  • The Union government on August 18 approved the National Mission on Edible Oils-Oil Palm scheme to boost domestic production of these commodities, with a special focus on the Northeast and Andaman and Nicobar islands.
    • The scheme offers financial support for farmers engaging in edible and palm oil production.
    • Analysts have raised doubts on the scheme, saying monocropping plantations of oil palm will disrupt the fragile biodiversity of the regions.

Way Forward

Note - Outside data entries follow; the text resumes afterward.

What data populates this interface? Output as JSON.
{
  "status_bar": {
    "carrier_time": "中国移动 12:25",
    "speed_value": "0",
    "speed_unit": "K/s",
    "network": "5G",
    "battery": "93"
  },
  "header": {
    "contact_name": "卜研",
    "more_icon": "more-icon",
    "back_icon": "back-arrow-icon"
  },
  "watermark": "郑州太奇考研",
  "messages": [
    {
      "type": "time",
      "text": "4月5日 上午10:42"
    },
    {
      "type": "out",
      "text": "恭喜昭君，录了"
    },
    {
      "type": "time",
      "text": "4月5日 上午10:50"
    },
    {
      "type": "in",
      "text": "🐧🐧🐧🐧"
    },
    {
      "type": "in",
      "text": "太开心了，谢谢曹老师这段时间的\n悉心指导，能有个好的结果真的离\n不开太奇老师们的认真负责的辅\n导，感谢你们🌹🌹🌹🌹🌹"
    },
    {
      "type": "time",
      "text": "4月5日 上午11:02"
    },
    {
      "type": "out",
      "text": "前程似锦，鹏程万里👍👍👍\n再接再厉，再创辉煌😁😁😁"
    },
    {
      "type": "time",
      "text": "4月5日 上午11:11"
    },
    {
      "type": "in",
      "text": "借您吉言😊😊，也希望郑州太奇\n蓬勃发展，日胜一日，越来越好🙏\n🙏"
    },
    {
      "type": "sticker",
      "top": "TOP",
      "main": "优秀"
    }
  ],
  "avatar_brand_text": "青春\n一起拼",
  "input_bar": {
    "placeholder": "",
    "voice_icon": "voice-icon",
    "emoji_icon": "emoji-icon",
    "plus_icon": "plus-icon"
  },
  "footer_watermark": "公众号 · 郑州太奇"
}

  • The virus is still evolving and has got a few more tricks under its sleeve. However, soon it will exhaust all the mutations/substitutions that provide it a higher fitness to transmit between human beings. We must not forget that covid-19 has held a mirror up to our world but it has also brought us together in grief and in hope and in prayer. This is what we must use to build back better—a fairer, greener and more inclusive world.
  • The Government should increase taxes on plastic products. Israel has proposed doubling taxes on single-use plastics and disposable plastic ware, through which it expects to reduce plastic usage by 41 per cent. Such solutions have to be backed with capacity building and awareness drives to break plastic addiction.
  • Pulses have an important place in our culture. But with imports increasing every day, they are getting too expensive for the poor. As a result, malnutrition is increasing. It is not that farmers do not grow pulses here due to lack of seeds and knowledge, but there is a lack of planning.

Practice Question

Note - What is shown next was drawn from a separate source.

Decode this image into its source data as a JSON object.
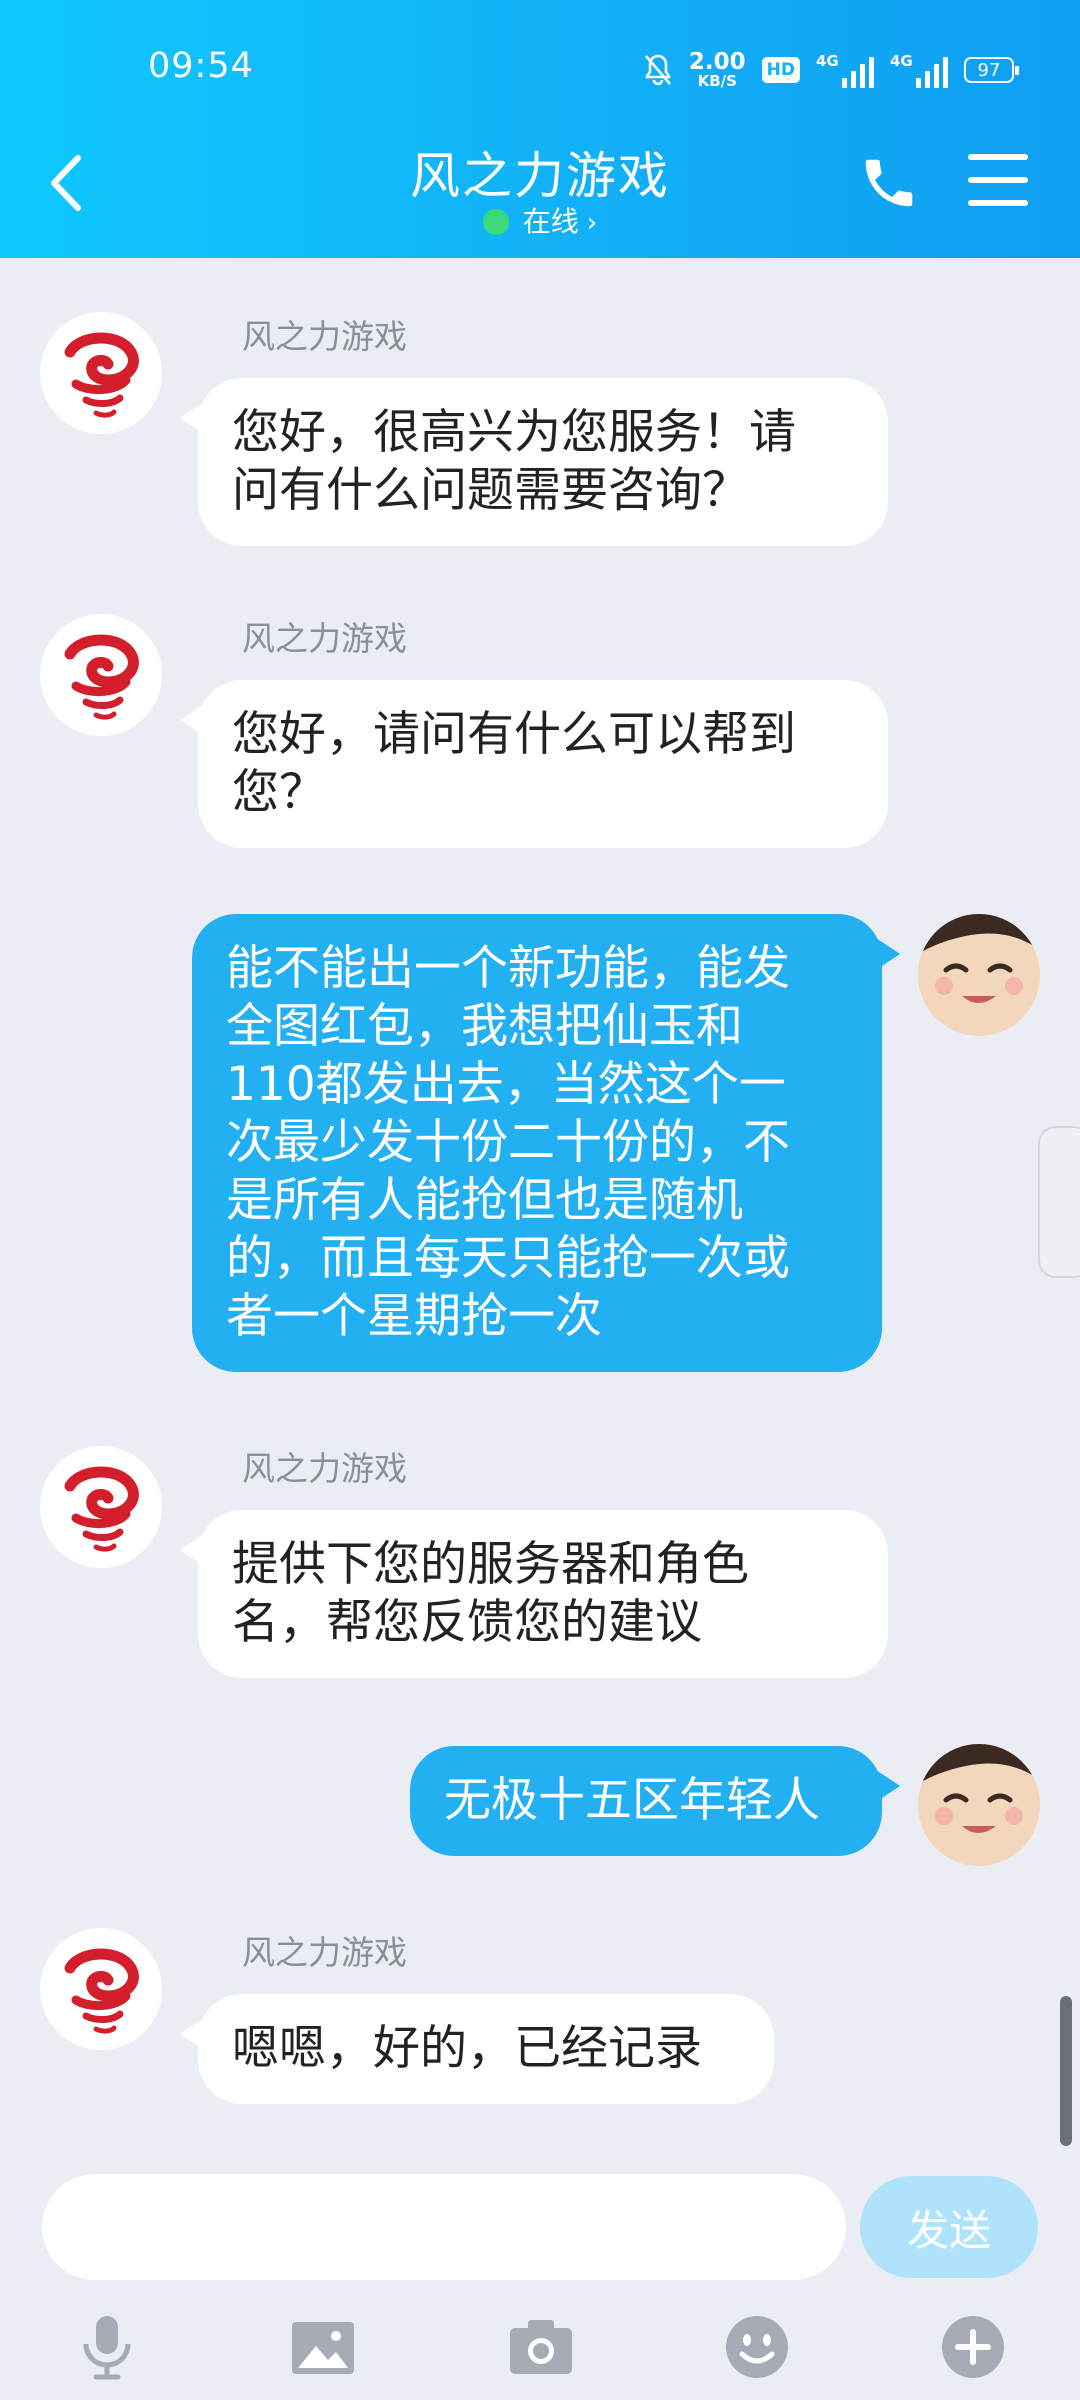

  1. The fact is no amount of policy tweaks will help alleviate the situation in Uttarakhand in rehabilitation policy unless the state puts the break on its development frenzy. Do you agree with it?
  2. The country has also been myopic in looking at the solutions for plastic waste. It has either rolled out blanket bans, without the resources to implement them, or introduced half-baked solutions like burning plastic for energy recovery that have little economic sense to become a viable option. Critically analyze.
  3. Global vaccine inequity is needlessly prolonging the pandemic. Explain.

UPSC Previous Years Questions

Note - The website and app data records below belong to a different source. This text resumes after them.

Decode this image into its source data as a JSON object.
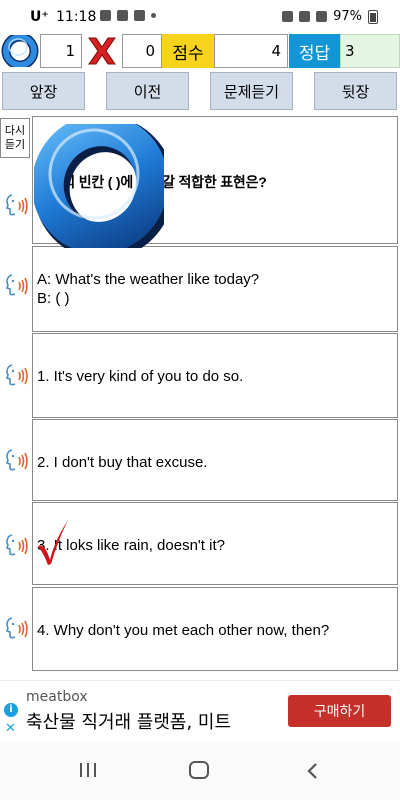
{
  "status_bar": {
    "carrier": "U⁺",
    "time": "11:18",
    "battery": "97%"
  },
  "score_row": {
    "correct_count": "1",
    "wrong_count": "0",
    "score_label": "점수",
    "score_value": "4",
    "answer_label": "정답",
    "answer_value": "3"
  },
  "nav": {
    "first": "앞장",
    "prev": "이전",
    "listen": "문제듣기",
    "next": "뒷장"
  },
  "replay_label_line1": "다시",
  "replay_label_line2": "듣기",
  "question": {
    "text": "대화의 빈칸 ( )에 들어갈 적합한 표현은?",
    "dialog_line1": "A: What's the weather like today?",
    "dialog_line2": "B: ( )"
  },
  "options": [
    "1. It's very kind of you to do so.",
    "2. I don't buy that excuse.",
    "3. It loks like rain, doesn't it?",
    "4. Why don't you met each other now, then?"
  ],
  "feedback": {
    "result_mark": "O",
    "marked_option": 3
  },
  "ad": {
    "brand": "meatbox",
    "slogan": "축산물 직거래 플랫폼, 미트",
    "button": "구매하기"
  },
  "colors": {
    "score_label_bg": "#f7d31c",
    "answer_label_bg": "#1296d6",
    "answer_value_bg": "#e4f6e3",
    "nav_button_bg": "#d3dde9",
    "correct_mark": "#1a5fb4",
    "wrong_mark": "#d61f1f",
    "check_mark": "#d0141a",
    "ad_button": "#c5302a"
  },
  "icons": {
    "correct": "o-mark-icon",
    "wrong": "x-mark-icon",
    "speaker": "speaker-head-icon",
    "check": "red-check-icon",
    "ad_info": "info-icon",
    "ad_close": "close-icon"
  }
}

  1. One of the intended objectives of Union Budget 2017-18 is to ‘transform, energize and clean India’. Analyse the measures proposed in the Budget 2017-18 to achieve the objective.                                                                                             (GS-3: 2017).
  2. How can biotechnology improve the living standards of farmers?                                                                             (GS-3: 2019)
  3. What do you mean by Minimum Support Price (MSP)? How will MSP rescue the farmers from the low income trap?                                                                                                                                                                                                        (GS-3: 2018)
  4. Disaster preparedness is the first step in any disaster management process. Explain how hazard zonation mapping will help in disaster mitigation in the case of landslides.                                                                                                       (GS-3: 2019)
  5. Rehabilitation of human settlements is one of the important environmental impacts which always attracts controversy while planning major projects. Discuss the measures suggested for mitigation of this impact while proposing major developmental projects.                                                                                                                                                          (GS-3: 2016)
  6. COVID-19 has caused unprecedented devastation worldwide. However, technological advancements are being availed readily to win over the crisis. Give an account of how technology was sought to aid management of the pandemic.                                                                                                                                                                                                                (GS-3: 2020)